Assignment ▸
Nothing but a number is wanted: the count of lines in the records below that include "this".

Extracted entries ▸

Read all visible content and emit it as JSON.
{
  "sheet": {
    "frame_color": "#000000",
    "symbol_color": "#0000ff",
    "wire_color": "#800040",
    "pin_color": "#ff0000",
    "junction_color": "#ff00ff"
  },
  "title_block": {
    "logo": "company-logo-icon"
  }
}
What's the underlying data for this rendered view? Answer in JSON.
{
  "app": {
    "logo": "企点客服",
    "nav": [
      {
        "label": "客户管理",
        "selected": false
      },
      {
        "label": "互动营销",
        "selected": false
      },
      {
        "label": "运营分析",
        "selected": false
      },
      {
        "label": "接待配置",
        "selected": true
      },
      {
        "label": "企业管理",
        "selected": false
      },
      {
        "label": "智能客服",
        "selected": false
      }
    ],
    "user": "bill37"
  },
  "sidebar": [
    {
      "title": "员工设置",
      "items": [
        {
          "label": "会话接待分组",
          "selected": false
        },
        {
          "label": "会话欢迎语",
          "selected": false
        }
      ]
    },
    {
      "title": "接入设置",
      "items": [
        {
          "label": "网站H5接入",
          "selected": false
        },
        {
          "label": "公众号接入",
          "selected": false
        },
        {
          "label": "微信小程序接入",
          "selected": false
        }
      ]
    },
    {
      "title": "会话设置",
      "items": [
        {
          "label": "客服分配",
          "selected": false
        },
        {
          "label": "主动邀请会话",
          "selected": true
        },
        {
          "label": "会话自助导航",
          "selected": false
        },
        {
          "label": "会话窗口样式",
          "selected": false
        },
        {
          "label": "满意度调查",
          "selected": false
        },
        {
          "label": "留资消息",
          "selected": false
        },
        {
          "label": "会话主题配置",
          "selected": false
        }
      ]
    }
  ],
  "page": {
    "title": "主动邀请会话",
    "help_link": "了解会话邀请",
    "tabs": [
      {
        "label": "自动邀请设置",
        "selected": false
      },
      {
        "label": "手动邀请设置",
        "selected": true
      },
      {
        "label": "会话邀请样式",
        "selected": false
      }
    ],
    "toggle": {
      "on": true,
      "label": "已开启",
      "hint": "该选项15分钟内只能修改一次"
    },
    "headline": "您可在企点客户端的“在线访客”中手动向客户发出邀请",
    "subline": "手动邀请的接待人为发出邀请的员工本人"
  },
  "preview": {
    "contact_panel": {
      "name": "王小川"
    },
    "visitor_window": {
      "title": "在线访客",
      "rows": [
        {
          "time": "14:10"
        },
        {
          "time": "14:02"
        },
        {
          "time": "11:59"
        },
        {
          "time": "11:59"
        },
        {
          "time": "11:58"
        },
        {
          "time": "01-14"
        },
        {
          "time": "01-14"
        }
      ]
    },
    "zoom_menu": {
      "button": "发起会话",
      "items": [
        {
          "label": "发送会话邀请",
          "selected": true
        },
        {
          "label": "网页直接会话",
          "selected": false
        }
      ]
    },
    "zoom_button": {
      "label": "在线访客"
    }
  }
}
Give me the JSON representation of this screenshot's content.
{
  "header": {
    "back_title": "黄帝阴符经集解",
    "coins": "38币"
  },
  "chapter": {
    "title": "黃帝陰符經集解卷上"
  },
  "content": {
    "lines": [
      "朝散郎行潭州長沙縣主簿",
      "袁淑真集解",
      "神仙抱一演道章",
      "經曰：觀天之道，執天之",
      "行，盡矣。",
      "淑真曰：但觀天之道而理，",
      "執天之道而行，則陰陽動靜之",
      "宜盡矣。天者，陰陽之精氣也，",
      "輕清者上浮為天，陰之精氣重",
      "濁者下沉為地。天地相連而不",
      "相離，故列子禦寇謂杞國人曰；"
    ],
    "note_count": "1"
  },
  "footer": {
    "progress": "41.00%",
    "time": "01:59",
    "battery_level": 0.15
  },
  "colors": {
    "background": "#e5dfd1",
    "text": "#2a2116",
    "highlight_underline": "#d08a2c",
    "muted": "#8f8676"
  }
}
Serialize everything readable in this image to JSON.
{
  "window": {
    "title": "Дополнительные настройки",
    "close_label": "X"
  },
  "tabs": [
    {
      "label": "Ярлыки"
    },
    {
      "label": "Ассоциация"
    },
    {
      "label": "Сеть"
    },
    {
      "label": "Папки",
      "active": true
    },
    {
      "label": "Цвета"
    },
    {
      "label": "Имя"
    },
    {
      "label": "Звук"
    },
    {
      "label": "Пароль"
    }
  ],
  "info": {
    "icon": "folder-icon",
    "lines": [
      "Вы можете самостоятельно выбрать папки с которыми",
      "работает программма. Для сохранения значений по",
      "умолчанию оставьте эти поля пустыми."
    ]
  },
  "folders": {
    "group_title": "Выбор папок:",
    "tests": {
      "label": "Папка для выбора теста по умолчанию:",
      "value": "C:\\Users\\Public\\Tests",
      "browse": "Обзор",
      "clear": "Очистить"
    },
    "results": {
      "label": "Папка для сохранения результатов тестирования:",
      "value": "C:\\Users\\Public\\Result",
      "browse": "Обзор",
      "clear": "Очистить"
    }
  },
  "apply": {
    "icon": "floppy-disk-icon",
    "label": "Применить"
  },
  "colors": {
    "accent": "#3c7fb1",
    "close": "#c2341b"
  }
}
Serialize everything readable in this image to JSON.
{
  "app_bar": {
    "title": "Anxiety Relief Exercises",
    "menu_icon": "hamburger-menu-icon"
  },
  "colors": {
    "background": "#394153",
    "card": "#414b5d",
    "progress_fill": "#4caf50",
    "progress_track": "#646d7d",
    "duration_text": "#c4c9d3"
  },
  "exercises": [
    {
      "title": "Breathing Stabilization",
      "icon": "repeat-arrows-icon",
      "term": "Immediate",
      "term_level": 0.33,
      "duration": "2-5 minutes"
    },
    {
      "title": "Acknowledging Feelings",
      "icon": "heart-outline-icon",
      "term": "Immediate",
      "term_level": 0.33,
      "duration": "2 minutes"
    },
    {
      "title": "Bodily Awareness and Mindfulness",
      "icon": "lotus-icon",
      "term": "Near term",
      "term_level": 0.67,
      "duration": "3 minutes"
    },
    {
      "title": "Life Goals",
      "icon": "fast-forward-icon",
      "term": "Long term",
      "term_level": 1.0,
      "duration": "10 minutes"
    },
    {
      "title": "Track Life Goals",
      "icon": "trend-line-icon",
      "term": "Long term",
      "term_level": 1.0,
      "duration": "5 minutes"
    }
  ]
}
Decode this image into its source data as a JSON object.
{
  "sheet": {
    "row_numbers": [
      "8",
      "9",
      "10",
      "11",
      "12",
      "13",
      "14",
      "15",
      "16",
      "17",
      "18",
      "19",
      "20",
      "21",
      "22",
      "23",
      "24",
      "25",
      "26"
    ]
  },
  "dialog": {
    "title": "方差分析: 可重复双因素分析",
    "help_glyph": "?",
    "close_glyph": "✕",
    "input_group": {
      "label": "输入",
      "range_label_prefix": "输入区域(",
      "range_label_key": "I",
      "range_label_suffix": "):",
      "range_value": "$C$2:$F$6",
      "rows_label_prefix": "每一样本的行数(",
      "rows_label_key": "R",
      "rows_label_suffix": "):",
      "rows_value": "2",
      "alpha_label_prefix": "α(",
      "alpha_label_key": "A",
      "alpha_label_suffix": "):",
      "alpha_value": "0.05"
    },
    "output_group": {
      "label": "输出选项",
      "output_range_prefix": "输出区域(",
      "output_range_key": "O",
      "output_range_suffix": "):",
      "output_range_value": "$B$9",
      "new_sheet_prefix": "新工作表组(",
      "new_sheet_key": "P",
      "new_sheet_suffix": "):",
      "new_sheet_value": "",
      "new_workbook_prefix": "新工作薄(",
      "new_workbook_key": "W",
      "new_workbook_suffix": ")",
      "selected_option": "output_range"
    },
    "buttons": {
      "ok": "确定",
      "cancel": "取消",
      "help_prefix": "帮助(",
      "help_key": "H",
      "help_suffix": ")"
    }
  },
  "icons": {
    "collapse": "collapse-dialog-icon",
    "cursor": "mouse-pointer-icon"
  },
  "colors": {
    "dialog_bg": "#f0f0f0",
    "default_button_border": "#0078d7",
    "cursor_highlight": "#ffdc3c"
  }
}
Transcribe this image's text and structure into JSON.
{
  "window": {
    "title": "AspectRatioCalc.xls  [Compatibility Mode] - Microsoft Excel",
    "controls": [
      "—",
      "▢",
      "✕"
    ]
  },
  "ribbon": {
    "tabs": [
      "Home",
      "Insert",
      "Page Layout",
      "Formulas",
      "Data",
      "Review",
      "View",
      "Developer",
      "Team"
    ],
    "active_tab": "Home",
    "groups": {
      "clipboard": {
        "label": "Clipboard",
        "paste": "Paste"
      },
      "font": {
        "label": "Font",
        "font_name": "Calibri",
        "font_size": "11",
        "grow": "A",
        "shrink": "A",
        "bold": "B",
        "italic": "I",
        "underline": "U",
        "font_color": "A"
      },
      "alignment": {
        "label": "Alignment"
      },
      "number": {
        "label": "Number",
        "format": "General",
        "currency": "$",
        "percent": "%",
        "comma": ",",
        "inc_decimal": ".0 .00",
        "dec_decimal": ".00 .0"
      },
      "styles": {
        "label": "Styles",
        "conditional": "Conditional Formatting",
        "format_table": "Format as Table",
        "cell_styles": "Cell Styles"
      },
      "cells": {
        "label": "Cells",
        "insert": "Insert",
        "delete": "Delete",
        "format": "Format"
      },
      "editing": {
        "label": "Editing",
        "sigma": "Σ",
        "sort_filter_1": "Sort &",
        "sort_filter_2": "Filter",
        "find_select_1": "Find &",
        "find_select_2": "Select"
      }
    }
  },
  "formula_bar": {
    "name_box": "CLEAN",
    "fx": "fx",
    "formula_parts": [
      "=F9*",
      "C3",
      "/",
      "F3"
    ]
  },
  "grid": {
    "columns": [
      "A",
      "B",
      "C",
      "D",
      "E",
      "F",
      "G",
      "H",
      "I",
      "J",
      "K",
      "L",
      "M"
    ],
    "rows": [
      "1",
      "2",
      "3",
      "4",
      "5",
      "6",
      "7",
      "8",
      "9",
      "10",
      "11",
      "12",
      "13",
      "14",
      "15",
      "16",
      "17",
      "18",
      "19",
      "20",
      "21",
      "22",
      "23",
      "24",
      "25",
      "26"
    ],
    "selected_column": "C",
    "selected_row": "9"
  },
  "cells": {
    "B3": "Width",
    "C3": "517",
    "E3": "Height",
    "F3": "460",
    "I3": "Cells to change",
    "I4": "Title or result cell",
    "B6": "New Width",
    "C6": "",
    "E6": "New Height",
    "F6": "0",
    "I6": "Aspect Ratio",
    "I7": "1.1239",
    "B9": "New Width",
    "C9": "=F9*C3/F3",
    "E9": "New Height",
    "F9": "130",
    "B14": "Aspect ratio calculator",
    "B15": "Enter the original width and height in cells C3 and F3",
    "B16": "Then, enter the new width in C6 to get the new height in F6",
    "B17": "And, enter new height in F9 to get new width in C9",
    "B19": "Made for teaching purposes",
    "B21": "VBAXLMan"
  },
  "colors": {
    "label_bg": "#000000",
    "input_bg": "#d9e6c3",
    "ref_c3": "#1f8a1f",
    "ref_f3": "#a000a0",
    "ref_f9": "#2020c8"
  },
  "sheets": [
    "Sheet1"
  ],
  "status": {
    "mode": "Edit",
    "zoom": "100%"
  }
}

Reply to the exercise ▸
6